An aide to current Chief Justice Patience Roggensack said Wednesday that her office was not planning to make a statement about Abrahamson's retirement. 

The news of Abrahamson's retirement clears the field for candidates on both sides of the judicial aisle for the next election, scheduled for April 2, 2019.

Earlier this month, Wisconsin Court of Appeals Judge Brian Hagedorn, former chief legal counsel to Gov. Scott Walker, who later appointed him to the seat, said he is considering a bid. 

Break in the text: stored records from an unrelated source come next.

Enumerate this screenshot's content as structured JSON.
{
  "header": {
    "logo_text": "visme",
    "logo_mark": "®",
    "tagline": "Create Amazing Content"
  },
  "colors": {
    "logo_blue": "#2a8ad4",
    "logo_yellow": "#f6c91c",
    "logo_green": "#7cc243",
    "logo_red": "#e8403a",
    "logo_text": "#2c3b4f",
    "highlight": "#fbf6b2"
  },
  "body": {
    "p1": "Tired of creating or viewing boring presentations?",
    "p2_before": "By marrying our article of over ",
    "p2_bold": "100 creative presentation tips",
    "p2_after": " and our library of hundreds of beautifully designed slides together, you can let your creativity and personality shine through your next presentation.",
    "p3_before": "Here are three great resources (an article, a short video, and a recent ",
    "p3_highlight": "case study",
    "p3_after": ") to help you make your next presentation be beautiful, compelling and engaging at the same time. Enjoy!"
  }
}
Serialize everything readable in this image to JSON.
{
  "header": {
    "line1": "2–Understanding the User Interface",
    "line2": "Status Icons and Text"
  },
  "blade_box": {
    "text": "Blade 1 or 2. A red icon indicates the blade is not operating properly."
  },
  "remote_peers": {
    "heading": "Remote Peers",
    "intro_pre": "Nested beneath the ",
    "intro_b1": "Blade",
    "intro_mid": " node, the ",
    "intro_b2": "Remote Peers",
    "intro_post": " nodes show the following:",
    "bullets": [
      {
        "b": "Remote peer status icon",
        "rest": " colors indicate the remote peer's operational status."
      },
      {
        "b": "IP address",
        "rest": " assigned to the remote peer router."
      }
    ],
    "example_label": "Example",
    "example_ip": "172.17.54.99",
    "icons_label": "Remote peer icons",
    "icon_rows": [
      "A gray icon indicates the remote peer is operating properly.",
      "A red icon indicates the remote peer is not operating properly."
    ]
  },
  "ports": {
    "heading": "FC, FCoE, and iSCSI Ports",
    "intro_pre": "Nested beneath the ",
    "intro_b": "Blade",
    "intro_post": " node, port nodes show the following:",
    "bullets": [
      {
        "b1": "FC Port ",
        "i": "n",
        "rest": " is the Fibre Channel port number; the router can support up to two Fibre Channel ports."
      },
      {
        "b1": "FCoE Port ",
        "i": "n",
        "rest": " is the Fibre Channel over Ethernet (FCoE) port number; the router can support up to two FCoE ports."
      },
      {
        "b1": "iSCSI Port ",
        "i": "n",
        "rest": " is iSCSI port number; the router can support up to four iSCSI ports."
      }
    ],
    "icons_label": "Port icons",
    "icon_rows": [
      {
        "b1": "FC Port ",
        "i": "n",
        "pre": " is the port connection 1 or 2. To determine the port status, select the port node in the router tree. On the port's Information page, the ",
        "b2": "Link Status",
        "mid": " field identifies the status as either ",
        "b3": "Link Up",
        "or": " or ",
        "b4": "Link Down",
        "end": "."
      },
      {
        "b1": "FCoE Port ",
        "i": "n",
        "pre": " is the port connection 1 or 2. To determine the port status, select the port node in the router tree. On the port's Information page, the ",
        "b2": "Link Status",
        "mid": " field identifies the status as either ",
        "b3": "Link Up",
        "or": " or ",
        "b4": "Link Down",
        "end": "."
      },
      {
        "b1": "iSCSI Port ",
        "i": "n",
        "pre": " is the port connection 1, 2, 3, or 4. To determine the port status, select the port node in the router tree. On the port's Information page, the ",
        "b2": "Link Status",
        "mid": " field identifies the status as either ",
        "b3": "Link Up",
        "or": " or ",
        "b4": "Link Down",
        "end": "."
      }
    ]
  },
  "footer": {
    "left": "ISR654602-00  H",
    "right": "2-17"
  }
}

"Many people are encouraging me to run for the Wisconsin Supreme Court in 2019. They believe, as I do, that Wisconsin deserves a justice with a steadfast commitment to upholding the constitution, defending the rule of law, protecting the public, and inspiring confidence in our courts through respectful, humble service," Hagedorn said. "As my family and I seriously contemplate this important decision, we look forward to meeting fellow Wisconsinites around our great state."

 

Katelyn Ferral is The Cap Times' public affairs and investigative reporter. She joined the paper in 2015 and previously covered the energy industry for the Pittsburgh Tribune Review. She's also covered state politics and government in North Carolina.